START Exercise materials
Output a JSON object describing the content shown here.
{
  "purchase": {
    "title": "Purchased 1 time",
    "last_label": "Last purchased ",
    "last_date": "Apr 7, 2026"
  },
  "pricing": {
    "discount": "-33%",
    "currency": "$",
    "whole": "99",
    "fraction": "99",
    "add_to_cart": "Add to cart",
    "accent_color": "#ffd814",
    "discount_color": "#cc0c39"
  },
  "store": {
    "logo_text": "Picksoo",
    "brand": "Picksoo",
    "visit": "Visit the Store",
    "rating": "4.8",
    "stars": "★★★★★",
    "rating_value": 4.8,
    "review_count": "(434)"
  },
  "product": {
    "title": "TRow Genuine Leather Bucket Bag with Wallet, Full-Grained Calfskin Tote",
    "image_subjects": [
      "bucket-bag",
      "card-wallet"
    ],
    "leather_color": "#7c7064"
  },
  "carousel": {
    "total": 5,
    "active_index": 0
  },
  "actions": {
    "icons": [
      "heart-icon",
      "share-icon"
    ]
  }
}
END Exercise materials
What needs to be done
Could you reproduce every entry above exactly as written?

Response for this exercise
Output a JSON object describing the content shown here.
{
  "purchase": {
    "title": "Purchased 1 time",
    "last_label": "Last purchased ",
    "last_date": "Apr 7, 2026"
  },
  "pricing": {
    "discount": "-33%",
    "currency": "$",
    "whole": "99",
    "fraction": "99",
    "add_to_cart": "Add to cart",
    "accent_color": "#ffd814",
    "discount_color": "#cc0c39"
  },
  "store": {
    "logo_text": "Picksoo",
    "brand": "Picksoo",
    "visit": "Visit the Store",
    "rating": "4.8",
    "stars": "★★★★★",
    "rating_value": 4.8,
    "review_count": "(434)"
  },
  "product": {
    "title": "TRow Genuine Leather Bucket Bag with Wallet, Full-Grained Calfskin Tote",
    "image_subjects": [
      "bucket-bag",
      "card-wallet"
    ],
    "leather_color": "#7c7064"
  },
  "carousel": {
    "total": 5,
    "active_index": 0
  },
  "actions": {
    "icons": [
      "heart-icon",
      "share-icon"
    ]
  }
}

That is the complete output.